A (very) moving education.
Several years ago, a family of five approached R. Crusoe & Son with a request.
“Our family would like to make a study of world religions,” explained the father, Gilles. “We want to study on site. And we’d like to do this in 100 days.”
So began the Escampette family’s first global adventure—and one of R. Crusoe’s more challenging planning projects. Gilles, his wife Marie, and their children Damien, Lucie, and Alice, set off on a life-changing journey created exclusively by R. Crusoe.
Why R. Crusoe? Marie explains. “We wanted to work with a travel company that isn’t afraid to break new ground. We needed flexibility, not ‘canned’ trips. We wanted to go in-depth, not just check off each destination as a bragging right.”
“R. Crusoe is a different travel company,” says Gilles. “Their goal is to show you subtle dimensions of places you go—with first-class service, of course.”
The family visited 16 countries—Italy, Vatican City, Greece, Turkey, Israel, Jordan, Egypt, Kenya and Tanzania (these two were a side trip), India, Nepal, Myanmar, Thailand, Cambodia, Singapore, and Japan.

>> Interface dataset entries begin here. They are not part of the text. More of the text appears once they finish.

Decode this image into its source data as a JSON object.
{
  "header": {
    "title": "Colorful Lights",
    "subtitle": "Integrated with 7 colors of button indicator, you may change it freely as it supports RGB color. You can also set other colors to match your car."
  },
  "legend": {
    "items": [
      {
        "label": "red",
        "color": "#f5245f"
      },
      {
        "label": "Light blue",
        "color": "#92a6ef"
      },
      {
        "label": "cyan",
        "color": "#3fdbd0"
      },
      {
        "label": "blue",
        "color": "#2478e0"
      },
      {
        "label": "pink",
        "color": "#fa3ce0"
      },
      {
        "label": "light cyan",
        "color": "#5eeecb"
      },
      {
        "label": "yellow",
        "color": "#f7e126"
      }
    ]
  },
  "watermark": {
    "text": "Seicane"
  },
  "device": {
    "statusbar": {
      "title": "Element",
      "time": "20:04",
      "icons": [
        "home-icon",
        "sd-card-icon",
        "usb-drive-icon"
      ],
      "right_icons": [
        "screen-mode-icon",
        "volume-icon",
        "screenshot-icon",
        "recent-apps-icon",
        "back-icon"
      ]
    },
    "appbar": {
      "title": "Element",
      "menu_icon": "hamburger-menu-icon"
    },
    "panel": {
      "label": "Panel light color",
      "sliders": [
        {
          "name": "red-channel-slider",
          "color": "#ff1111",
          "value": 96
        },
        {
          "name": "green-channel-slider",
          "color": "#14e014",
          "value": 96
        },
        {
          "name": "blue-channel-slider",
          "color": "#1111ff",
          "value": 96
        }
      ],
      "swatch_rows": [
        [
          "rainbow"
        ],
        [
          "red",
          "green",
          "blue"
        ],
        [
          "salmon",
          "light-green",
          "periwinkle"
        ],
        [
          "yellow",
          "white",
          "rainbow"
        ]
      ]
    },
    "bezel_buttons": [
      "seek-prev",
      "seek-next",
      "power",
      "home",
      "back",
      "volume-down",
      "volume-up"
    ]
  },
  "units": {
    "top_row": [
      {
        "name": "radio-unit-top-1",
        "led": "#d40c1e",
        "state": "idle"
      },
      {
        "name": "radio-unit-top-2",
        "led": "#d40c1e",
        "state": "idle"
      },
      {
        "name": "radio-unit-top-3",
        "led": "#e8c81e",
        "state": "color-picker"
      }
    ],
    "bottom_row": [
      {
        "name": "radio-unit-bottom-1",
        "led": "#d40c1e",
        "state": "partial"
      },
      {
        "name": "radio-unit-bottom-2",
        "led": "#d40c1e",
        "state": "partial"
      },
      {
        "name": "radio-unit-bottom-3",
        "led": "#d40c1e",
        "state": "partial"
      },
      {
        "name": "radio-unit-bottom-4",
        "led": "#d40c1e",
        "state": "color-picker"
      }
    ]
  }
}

“This trip was tremendous,” says Marie. “Beyond the discovery of cultures and religions, it was an opportunity to live this together and to get to know each other better.”
Did the journey go smoothly? “Thanks to R. Crusoe, it went extremely well,” explains Marie. “The staff pushed all the potential hurdles out of our way and solved all the paperwork issues before our arrival into each country.”
To read more about the 100-day trip and why they chose to work with R. Crusoe, visit the family's website.
Planes, Trains, Vans, Boats...
More recently, the family took a two-year sailing trip from San Francisco across the Pacific to Sydney, Australia, in their boat, the Waka Nui (that’s Maori for Large Vessel).
Then came a request from the family that R. Crusoe plan another extraordinary journey, this one overland from Sydney to Asia, the Middle East, Africa, and Europe.
In Australia, the family bid farewell to the Waka Nui and traveled in a specially-outfitted yellow Mercedes minivan that they christened the Waka Iti (Little Vessel).
“We wanted to expose our children to various cultures,” says Marie, “to develop a level of self-reliance, and to understand the needs of less fortunate people around the world.” The family also wanted to see firsthand the work being done by two NGOs—CARE and Terre des Hommes. Stops en route would allow them to do just that.
R. Crusoe went to work. There were hundreds of hours on the phone and lots of back and forth with Gilles and Marie. Reams of visas, permits, and the like.
We worked hard to make the planning for their trip absolutely invisible when it came time to travel. Our goal was to find a smooth road to take them where they wanted to go, but it also had to be the most interesting and richest experience possible in each region.
The family completed their most recent R. Crusoe journey, having crossed desert dunes, snow-peaked mountain ranges, holy (and unholy) cities, former war zones and peaceable kingdoms, Roman rubble, and Ottoman splendor.
Back at the office, we’re happy, and not a little proud, of the work we’ve done for the Escampettes. Sometimes, you see, it’s okay to toot your own horn—especially if it belongs to a yellow Mercedes minivan named Waka Iti.
For more information on this incredible journey, visit the family's second website.